The Devils effectively bought themselves some time on finding a replacement for Brodeur post-retirement, and will run with the proven mix of Brodeur and Hedberg for the next two years. There were rumors Salvador might walk, but he ultimately chose to stay in New Jersey. Janssen and Barch are fairly irrelevant fantasy signings, but important depth moves. The biggest move came with the departure of Parise, and the question that follows is what will happen to the offense in New Jersey. The biggest person slated for a bigger role will be Adam Henrique, who has proven himself to be worthy of ice time in critical situations with clutch performance. That being said, Zajac is most likely to line up with Kovalchuk and unless Henrique gets a star winger to skate with, his performance will not be nearly as high as it could be. He is still going to be a solid player, but he’ll need some support to reach that next level. The danger for New Jersey is that opponents will have fewer stars to cover now, but it also opens the door for guys like Tedenby and Josefson to finally elevate their game.

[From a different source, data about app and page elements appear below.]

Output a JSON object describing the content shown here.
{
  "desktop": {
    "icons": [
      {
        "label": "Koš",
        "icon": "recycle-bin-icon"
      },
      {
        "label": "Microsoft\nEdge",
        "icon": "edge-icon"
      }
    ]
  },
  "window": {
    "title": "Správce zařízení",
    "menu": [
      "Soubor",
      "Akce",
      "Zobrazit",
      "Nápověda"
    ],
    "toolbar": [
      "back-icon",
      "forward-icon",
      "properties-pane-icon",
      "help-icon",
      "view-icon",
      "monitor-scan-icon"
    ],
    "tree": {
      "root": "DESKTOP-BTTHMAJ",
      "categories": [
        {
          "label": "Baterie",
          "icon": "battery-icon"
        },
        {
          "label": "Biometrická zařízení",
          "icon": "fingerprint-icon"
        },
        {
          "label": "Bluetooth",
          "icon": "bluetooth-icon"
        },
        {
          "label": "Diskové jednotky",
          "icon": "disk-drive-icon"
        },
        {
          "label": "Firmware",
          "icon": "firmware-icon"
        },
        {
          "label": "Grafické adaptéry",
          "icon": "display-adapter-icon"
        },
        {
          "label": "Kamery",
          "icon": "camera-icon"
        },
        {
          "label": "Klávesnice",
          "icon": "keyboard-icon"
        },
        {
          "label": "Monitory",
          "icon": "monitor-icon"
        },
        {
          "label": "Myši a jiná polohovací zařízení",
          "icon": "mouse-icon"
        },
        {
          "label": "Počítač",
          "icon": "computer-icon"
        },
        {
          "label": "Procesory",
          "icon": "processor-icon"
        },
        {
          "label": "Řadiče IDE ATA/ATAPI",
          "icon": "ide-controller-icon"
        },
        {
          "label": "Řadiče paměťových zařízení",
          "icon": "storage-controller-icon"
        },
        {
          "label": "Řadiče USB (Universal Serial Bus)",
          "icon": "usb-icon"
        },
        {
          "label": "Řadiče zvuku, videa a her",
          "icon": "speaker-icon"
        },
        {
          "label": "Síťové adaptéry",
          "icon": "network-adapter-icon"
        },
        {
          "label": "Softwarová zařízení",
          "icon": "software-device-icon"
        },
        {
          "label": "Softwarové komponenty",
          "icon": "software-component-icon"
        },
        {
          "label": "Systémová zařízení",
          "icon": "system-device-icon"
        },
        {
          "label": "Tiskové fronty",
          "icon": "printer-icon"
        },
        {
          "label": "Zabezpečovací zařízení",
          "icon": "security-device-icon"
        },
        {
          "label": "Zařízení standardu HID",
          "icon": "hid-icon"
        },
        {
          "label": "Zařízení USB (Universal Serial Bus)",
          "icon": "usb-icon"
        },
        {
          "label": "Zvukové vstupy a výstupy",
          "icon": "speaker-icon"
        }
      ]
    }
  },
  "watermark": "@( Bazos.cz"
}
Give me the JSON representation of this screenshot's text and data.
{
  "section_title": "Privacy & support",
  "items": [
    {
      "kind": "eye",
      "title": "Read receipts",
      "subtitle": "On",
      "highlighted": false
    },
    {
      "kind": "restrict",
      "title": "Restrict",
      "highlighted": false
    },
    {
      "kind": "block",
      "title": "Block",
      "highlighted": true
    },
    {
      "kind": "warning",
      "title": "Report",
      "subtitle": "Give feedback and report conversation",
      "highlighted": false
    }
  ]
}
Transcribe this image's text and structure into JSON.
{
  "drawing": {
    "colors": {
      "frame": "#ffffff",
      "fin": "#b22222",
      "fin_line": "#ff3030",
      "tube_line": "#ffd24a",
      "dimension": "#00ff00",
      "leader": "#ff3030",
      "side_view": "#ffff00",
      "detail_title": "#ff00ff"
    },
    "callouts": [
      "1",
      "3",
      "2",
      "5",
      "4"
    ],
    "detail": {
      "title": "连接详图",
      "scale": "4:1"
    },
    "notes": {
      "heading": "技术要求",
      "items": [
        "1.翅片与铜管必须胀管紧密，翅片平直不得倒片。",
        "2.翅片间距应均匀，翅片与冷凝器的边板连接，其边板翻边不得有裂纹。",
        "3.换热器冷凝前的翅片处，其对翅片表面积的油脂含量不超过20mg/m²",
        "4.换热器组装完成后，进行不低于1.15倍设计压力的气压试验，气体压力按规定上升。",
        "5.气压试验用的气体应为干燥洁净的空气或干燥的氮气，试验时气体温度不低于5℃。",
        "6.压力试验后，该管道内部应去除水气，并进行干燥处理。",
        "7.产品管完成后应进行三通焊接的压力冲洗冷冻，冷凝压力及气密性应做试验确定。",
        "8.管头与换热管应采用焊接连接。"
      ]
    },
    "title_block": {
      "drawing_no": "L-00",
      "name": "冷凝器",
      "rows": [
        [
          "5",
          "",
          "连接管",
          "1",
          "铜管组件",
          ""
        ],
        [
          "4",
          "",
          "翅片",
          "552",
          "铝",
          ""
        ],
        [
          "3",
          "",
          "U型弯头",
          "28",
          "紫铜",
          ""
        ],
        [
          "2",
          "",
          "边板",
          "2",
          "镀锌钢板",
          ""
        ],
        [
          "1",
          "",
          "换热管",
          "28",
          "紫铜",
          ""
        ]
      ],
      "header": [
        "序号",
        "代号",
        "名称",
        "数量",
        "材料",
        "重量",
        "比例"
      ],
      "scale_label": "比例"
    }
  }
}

NY Islanders – Acquired Lubomir Visnovsky, Signed Matt Carkner to a three-year contract, signed Brad Boyes, Eric Boulton, Matt Watkins, Jon Landry, Colin McDonald, and Brandon DeFazio to one-year contracts. Lost PA Parenteau to Colorado.
The two big moves in Long Island were acquiring Visnovsky and losing Parenteau to free agency. Visnovsky had an atrocious year last season, but is well aware and has even called it the worst year of his career. He is certainly eager for a strong rebound and is just one year removed from a 68-point campaign. Having Visnovsky and Streit on the blue line will certainly help, but the team desperately needed some grit on the back end as well, which is why they targeted Matt Carkner. Up front, there is an opening on the top line with Parenteau gone and Okposo is most likely to see a big production increase. If the Isles keep Nielsen centering the third line, it is possible that they might have two scoring lines, depending on the development of guys like Niederreiter, Grabner, Bailey, and Strome. Regardless, the Islanders have made subtle improvements and appear to be in a position to finally convert some of their prospects into NHL assets.
The Biron signing solidifies the goaltending in New York for two more years. Lundqvist has and will continue to be the man in New York, but Biron has proved to be a reliable backup who can provide breathing room in small doses while Lundqvist carries the bulk of the workload. With his new contract, Arron Asham will now have played for all five of the Atlantic Division teams. He will bring some grit and occasional offense. Pyatt is an interesting addition, as he will likely slot in for bottom minutes, but may get a look or two with Brad Richards or Derek Stepan, depending on the Rangers’ injury situation. Haley and Bickel are merely depth additions. Although they still need to re-sign Del Zotto and/or Stralman, they have over $15M in cap space and have most of last season’s 109-point roster still intact. Regardless of what they do in the playoffs, this Rangers team will have plenty of fantasy relevant players next season.
Got anything to add? As always, feel free to leave your comments below. You can also follow me on twitter @tlucarelli.
|Last Updated on Wednesday, 11 July 2012 16:22|